Visit the west coast of Scotland and there is every chance you will spend some time in the town of Oban.
This is a guide to Oban, a brief history, a few attractions and highlights for you to enjoy.
Oban stands as the undisputed capital of the western seaboard.
The making of a town
Travel to the west coast of Scotland and there is every chance you will visit the town of Oban, the capital of Scotland’s western seaboard. Oban lies in a crescent shaped bay sheltered by surrounding hills and the nearby island of Kerrara giving protection from the strong westerly winds. The town itself is dominated by McCaig’s Tower, a mock Roman colosseum built by a philanthropic banker in 1897 to provide work for local unemployed stone masons. It is a 10 minute uphill climb from the centre of Oban and gives a rewarding view of the town, the solid stone Victorian houses and the bustling harbour below.

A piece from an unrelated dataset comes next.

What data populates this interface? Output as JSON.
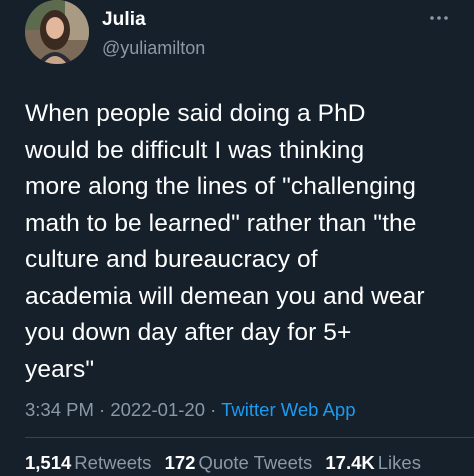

Once used by the Norseman as a safe and sheltered harbour Oban has developed from a small fishing village and a focus point for local trade into a modern centre for tourism. The Victorian era brought the railway and steamships opened the way for Oban to become a gateway to the Western isles to the Inner and Outer Hebrides: Mull, Iona, Coll, Tiree, Barra, South Uist, Colonsay and Lismore.
What to see and do
There is much to see and do in Oban and the immediate area. The visitor is well provided and catered for with many fine shops selling a variety of goods, both local and international, and there is an excellent choice of places to eat and drink, from traditional pubs and hotels to cafes, coffee shops and restaurants. Oban now promotes itself as the ‘seafood capital of Scotland’ and boasts an array of good seafood restaurants to substantiate this claim!. There are many smaller hotels, guest houses and bed & breakfast establishments offering accommodation to suit all.
Oban distillery, identifiable by its tall chimney, has been producing whisky since 1794 and makes for an interesting and informative tour with an opportunity to sample this golden elixir. For more see ‘Whisky’ below.
A small museum situated on the North Pier, Oban War and peace Museum, houses a display of photographs, models and memorabilia; whilst on a crag at the end of the promenade is a reminder of an older time and the ruined remains of Dunollie Castle, a MacDougall family stronghold.
For those visitors preferring the great outdoors Oban has an 18 hole golf course nestling among the hills at Glencruitten, and there are many scenic local walks. There is a leisure centre, swimming pool and ten pin bowling for those days when the weather is not too good. Boats in the harbour offer fishing trips, and the many small roads around Oban make cycling pleasant. Horse riding and pony trekking is available at Achnalaraig Riding Centre.
Venture further afield and northwards to visit Dunstaffnage Castle, an impressive fortification standing on a rocky outcrop at the entrance to Loch Etive built by the MacDougalls and later held by the Clan Campbell. Bonawe historic iron works and furnace, founded in 1753 is the site of a charcoal fuelled ironworks which produced cannonballs for the Napoleonic wars. A more modern attraction is Cruachan Power Station built underground beneath the mountains of Ben Cruachan and the underground tour is indeed unique.
Places to eat
Oban has a fishing tradition and an affinity with the sea going back over the centuries and it therefore comes as no surprise that today it is regarded as the ‘Seafood Capital of Scotland’. The waters around Oban are renowned for their oysters, mussels and langoustine and whilst the quantity and variety of the ‘catch’ landed from the boats in the harbour may not be what it was a century ago the quality almost certainly is. There are also salmon and trout farms in the local waters too.
Visitors to Oban will be spoilt for choice when it comes to eating out and with places to eat and menus to suit all tastes and budgets. Here are just a few:
The Waterfront Restaurant & Bar, The Pier
Eeusk Fish Restaurant, North Pier
Aulay’s Bar, 8 Airds Place
Coaster Wine Bar, Corran Esplanade
Coast, 104 George Street
Just a few of the many. Bon appétit!